The conversational drone and blaring music fade away and you devote every fiber of your being to enjoying these edible masterpieces. The food is so inspiring that we bought David Chang’s book Momufuku. We’re ecstatic to have perfected the Steamed Pork Buns recipe at home so we can have it whenever we want. They really are addictive.
Twice we have visited Momofuku Ssäm Bar, and both times have been blown away by the quality of the cuisine. The simple menu and unassuming small restaurant with basic bench tables, wooden stools, and one very long bar is listed as one of the World’s Best 100 Restaurants. This past visit, a warm, familiar feeling surrounded us as we sat down at the bar. The menu is always changing, and we were excited to try new items like tripe, and also get an old favorite like the Steamed Pork Buns.
We started with the Mattaki Oysters from British Columbia with a little salted preserved plum mignonette. Honestly, they were the best oysters I’ve ever had. The sweetness and saltiness worked well together.
For the first time in my life, I had tripe. We ordered the Spicy Honeycomb Tripe with ginger-scallion, celery, and pickled tomatoes. Tripe is the stomach lining of an animal such as a cow, pig, sheep or even deer. It tasted like pasta with the other ingredients sprinkled over. For lack of a better word, it was amazing!

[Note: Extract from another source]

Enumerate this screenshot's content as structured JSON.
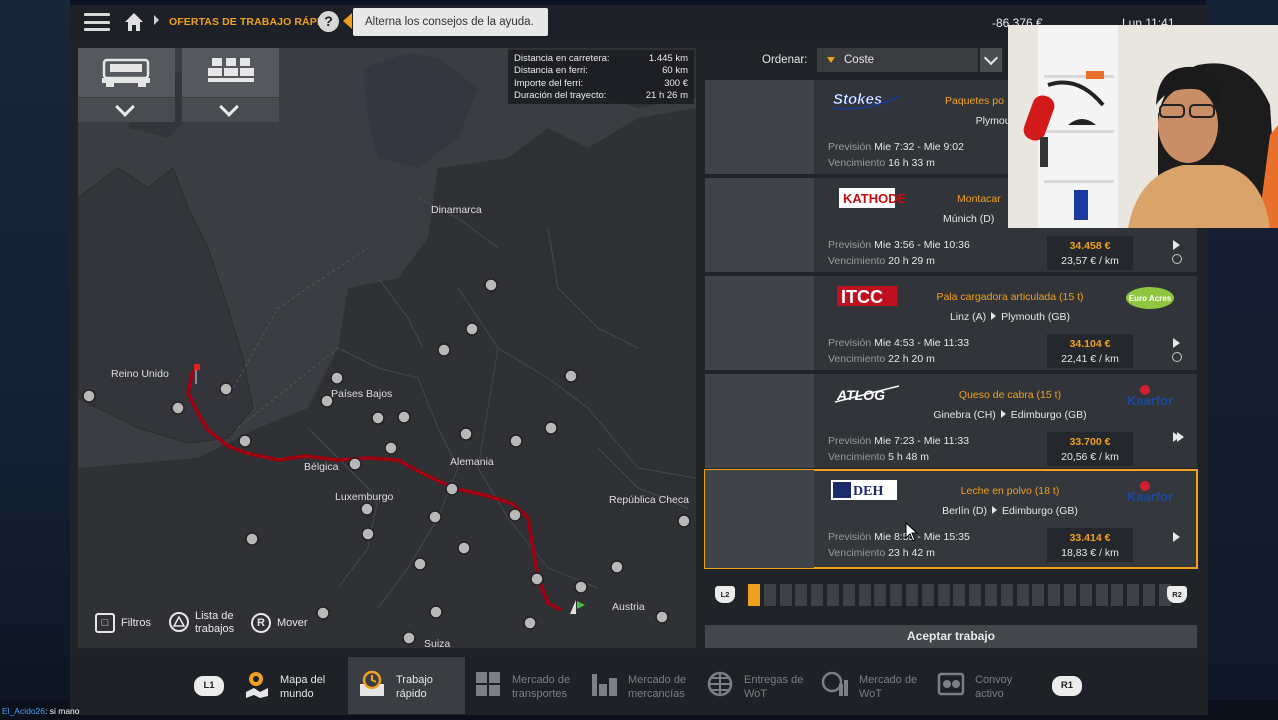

The Seasonal Pickles plate arrived with a variety of seasonal vegetables and fruits that had been pickled in rice vinegar. We had pickled fennel, mushrooms, carrots, kimchi, celery, pears, turnips, beets and cucumbers that were so delicious. This plate inspired Tom to pickle just about anything he could back at home. Some of our favorites are pickled blueberries and honeydew melon.
Tom loves mushrooms, but I have never been a fan. The Chanterelles dish blew my mind! Shaved bone marrow and green juniper were sprinkled over the roasted mushrooms with a garnish of pickled quail eggs. The bone marrow gave the meaty chanterelles a buttery taste. I easily could have eaten three bowls of the chanterelles by myself.
Momofuku is known for their steamed buns, a hunky slice of fatty pork belly with salty-sweet hoisin sauce, crunchy cool cucumbers and scallions. Sadly, there is no picture as I could not contain my excitement and inhaled the buns when they arrived, but I highly recommend them!
Chang’s food empire speads across Manhattan, Toronto, Las Vegas and Washington DC with several restaurants specializing in Korean fusion, noodles and seafood. Also, check out the Milk Bar next door where they serve creative soft-serve yogurt, shakes, cakes, cookies, breads, and buns from 9 am- midnight. Visit their website at https://www.momofuku.com for more information and locations.